What if Someone Kept a Transcript at Bretton Woods, and It Was Lost for 72 Years?
I hadn’t heard about this story, and I am still rather stunned to read that
…An official studying deep in the bowels of the US Treasury library has recently uncovered a prize of truly startling proportions – an 800 page plus transcript of the Bretton Woods conference in July 1944, the meeting of nations which established the foundations of today’s international monetary system.
Bizarrely, this extraordiary manuscript has never before come to light. Professor Steve Hanke of John Hopkins University, whose former student it was who discovered the document, is now dashing to publish it in full in conjunction with his friend, Jacque de Larosiere. The first stage of the process, transcribing the type-written document into digital form is now complete, though it is not yet available. It’s hoped eventually to produce a hard copy, book version.
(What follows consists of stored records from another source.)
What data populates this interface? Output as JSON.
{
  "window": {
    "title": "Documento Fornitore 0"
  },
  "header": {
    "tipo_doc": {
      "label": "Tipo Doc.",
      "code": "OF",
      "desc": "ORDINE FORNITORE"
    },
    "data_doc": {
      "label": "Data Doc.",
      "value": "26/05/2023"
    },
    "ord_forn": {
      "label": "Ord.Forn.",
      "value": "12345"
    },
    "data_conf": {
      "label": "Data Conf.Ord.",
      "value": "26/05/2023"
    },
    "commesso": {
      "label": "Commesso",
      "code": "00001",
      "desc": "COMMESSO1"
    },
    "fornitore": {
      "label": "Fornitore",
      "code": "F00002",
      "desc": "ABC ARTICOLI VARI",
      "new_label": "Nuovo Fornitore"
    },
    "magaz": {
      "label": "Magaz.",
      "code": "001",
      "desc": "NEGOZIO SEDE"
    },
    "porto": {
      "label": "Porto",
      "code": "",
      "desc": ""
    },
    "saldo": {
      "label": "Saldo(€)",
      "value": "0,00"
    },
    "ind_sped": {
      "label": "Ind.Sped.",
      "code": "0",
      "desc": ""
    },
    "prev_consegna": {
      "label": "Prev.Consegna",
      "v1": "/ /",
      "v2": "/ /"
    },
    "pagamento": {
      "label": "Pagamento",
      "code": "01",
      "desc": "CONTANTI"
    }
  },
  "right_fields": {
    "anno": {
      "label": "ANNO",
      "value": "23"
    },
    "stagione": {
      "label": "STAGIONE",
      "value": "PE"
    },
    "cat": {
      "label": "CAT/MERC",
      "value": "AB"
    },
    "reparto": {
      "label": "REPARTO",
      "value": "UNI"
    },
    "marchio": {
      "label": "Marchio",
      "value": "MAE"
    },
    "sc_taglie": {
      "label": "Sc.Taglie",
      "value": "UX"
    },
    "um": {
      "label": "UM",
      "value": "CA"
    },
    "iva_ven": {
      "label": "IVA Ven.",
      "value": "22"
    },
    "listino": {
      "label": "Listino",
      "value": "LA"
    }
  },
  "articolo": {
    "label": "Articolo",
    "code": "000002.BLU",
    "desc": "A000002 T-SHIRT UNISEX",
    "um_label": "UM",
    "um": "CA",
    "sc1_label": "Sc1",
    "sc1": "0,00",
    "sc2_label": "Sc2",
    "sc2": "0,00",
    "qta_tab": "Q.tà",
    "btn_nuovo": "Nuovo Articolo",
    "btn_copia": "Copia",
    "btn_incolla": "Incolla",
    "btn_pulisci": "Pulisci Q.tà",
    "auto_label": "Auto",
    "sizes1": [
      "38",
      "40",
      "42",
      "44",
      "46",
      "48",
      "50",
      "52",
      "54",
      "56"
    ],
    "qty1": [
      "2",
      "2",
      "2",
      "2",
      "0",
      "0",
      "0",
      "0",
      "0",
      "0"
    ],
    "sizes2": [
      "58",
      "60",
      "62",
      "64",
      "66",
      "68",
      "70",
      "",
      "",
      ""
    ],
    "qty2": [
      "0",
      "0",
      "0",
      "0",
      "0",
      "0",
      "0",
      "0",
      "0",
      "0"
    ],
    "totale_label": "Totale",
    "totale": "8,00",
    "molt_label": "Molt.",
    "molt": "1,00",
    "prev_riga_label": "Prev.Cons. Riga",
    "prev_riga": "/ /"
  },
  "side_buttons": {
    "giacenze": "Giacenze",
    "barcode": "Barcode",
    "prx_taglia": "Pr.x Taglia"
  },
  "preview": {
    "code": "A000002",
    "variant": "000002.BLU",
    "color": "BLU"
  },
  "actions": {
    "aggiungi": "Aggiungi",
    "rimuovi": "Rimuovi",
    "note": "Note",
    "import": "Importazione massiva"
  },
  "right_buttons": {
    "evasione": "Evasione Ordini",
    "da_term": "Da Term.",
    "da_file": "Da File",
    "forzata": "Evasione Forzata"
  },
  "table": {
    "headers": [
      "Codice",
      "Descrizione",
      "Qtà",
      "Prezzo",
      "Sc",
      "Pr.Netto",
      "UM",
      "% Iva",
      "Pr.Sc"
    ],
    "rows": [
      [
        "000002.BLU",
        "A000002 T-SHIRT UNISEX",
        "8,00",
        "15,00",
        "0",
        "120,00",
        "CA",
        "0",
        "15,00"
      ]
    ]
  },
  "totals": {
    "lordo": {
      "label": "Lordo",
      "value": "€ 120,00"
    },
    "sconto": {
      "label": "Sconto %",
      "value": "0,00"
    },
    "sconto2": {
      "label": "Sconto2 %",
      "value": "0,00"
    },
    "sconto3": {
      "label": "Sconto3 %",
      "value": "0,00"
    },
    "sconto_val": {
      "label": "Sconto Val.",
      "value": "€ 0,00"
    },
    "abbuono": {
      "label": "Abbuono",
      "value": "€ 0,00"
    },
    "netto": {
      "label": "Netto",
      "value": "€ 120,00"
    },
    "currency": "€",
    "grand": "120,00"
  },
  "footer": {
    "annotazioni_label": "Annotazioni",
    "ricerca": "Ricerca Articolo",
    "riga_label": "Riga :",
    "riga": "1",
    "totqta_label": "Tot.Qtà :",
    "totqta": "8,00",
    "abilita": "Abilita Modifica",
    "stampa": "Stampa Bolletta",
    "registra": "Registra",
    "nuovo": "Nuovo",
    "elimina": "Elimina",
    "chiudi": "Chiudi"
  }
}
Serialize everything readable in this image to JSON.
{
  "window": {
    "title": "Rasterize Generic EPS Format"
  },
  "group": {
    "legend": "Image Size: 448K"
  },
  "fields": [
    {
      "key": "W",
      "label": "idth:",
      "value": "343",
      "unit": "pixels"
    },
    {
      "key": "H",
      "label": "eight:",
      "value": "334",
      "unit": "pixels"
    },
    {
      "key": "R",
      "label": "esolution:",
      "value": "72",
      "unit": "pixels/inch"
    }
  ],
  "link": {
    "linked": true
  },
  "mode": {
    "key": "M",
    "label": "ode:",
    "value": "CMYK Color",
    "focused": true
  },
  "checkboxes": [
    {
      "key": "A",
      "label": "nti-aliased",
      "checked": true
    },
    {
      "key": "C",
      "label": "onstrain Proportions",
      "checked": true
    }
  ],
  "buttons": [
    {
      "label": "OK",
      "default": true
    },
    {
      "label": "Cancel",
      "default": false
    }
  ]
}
As far as I know, there has been relatively little attention paid to the Bretton Woods conference as part of the study of the IMF, its Articles of Agreement, and GATT. That is to say, the drafting history seems to play a smaller role than one might think it would when analyzing these agreements as legal documents. So this seems to open a remarkable new source for research and insight into these agreements.